Segment Start: Data under study

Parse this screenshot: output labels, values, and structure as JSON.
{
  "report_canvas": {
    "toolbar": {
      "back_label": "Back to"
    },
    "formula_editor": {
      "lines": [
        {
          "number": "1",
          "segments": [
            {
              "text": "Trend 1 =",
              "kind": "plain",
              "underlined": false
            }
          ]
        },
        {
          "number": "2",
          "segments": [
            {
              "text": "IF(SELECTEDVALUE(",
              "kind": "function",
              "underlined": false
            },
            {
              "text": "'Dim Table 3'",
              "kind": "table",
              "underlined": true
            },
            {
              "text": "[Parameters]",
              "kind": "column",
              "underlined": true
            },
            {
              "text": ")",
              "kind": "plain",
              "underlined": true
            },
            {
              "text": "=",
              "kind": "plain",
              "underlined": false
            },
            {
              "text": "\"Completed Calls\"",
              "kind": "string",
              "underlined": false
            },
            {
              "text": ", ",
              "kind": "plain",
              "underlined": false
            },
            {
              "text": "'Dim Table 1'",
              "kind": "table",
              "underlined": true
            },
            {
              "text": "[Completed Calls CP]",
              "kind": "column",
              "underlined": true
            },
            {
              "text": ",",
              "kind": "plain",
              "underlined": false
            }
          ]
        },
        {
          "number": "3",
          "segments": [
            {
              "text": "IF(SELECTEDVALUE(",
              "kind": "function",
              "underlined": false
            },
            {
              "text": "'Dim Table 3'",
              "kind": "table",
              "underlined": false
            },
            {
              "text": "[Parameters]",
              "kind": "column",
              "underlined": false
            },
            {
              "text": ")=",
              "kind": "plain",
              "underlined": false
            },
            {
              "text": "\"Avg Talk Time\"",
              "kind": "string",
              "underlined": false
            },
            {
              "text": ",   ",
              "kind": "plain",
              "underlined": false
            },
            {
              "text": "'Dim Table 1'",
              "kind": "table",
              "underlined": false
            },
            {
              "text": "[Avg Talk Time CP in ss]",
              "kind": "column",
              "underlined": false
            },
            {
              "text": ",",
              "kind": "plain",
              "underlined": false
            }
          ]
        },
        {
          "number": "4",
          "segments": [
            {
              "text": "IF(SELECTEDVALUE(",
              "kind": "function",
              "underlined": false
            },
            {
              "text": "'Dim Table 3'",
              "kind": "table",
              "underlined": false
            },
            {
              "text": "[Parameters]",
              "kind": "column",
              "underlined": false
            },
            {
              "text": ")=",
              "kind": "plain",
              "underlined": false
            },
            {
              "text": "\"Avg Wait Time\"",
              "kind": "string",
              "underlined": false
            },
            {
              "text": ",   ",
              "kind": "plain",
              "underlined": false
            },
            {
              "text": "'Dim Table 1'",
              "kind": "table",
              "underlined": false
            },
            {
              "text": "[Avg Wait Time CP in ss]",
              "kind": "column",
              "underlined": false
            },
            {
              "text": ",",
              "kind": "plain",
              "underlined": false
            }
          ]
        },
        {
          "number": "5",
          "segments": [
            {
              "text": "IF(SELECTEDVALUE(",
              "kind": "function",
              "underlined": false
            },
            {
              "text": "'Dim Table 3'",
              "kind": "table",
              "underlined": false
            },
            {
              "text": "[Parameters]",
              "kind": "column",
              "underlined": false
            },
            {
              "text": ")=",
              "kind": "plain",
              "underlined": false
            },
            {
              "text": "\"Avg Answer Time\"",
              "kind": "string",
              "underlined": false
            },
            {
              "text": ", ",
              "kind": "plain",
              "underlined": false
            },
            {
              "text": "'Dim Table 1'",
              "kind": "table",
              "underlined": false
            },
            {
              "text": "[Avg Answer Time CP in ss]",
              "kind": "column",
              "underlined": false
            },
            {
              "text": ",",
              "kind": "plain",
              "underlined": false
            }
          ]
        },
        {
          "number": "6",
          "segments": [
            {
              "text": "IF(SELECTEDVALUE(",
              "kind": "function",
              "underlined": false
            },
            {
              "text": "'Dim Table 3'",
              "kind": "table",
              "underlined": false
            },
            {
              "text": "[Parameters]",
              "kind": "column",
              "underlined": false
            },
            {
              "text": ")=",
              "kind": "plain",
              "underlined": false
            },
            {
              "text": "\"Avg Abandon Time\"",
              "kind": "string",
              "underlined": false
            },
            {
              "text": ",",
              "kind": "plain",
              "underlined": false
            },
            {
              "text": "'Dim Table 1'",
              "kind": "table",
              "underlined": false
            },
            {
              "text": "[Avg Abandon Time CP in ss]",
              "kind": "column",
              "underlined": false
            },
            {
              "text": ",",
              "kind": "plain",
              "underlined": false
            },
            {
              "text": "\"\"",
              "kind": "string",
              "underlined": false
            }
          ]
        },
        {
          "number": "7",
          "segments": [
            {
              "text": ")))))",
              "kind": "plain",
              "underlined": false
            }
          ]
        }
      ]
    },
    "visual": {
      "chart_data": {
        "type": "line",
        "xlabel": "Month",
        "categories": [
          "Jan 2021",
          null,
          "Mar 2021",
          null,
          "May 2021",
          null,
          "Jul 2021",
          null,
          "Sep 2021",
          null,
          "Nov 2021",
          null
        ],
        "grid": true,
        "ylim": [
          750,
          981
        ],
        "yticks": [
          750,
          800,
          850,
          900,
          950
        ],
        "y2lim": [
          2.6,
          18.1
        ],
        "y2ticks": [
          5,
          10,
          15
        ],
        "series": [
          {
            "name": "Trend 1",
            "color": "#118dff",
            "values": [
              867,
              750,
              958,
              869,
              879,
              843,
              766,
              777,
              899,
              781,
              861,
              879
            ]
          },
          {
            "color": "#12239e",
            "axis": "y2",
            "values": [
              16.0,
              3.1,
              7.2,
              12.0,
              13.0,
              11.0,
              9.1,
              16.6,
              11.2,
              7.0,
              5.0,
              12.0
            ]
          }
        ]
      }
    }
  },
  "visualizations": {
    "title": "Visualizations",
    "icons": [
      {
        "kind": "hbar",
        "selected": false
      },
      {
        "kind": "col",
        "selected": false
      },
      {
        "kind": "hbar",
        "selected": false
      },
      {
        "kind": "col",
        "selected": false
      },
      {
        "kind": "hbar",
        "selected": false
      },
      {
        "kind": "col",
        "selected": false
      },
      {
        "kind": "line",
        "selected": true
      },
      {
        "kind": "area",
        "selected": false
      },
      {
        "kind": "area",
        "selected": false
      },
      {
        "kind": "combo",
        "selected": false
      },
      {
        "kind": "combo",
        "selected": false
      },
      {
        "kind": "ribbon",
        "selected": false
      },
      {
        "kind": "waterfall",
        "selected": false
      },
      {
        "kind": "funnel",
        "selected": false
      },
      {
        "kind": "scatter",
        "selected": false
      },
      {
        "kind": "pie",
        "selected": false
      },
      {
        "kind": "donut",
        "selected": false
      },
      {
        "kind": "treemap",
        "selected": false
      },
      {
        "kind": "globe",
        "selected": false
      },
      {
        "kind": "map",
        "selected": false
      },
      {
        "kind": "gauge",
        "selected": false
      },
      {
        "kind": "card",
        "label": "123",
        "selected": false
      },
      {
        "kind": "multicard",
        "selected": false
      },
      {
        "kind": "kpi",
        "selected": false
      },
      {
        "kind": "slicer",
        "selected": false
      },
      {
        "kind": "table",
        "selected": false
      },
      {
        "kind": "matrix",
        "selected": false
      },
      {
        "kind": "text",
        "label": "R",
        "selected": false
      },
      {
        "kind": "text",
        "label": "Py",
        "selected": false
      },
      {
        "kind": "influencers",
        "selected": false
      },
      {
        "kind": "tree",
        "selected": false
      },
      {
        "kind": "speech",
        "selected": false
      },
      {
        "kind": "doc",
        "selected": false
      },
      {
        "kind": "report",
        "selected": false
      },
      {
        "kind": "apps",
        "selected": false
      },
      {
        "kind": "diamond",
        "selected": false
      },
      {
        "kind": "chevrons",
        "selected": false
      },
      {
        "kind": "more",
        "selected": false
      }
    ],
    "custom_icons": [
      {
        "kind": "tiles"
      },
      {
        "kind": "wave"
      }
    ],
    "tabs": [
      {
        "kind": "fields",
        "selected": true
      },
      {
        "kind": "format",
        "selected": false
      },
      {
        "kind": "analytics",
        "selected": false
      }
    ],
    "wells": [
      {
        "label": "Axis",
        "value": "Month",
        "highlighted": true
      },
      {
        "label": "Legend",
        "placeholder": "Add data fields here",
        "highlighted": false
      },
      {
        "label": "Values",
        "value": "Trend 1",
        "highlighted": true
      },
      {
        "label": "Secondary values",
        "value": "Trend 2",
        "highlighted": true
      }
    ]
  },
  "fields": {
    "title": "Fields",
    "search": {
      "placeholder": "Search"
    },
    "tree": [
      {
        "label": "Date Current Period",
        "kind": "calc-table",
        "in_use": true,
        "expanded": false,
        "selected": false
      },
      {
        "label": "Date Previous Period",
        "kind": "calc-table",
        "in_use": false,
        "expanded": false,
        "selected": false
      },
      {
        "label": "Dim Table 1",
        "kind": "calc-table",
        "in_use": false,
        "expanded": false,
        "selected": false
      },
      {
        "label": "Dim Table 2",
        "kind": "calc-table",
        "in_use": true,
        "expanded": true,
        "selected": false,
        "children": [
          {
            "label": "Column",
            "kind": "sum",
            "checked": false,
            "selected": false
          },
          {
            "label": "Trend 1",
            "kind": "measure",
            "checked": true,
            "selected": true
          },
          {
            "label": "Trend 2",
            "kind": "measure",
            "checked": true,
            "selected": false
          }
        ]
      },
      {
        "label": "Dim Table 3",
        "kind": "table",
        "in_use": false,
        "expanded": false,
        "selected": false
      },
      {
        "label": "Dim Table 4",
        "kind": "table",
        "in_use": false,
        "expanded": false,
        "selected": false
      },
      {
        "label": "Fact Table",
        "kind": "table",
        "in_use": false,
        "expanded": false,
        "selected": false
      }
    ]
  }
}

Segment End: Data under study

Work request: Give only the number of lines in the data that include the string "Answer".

Written response: 2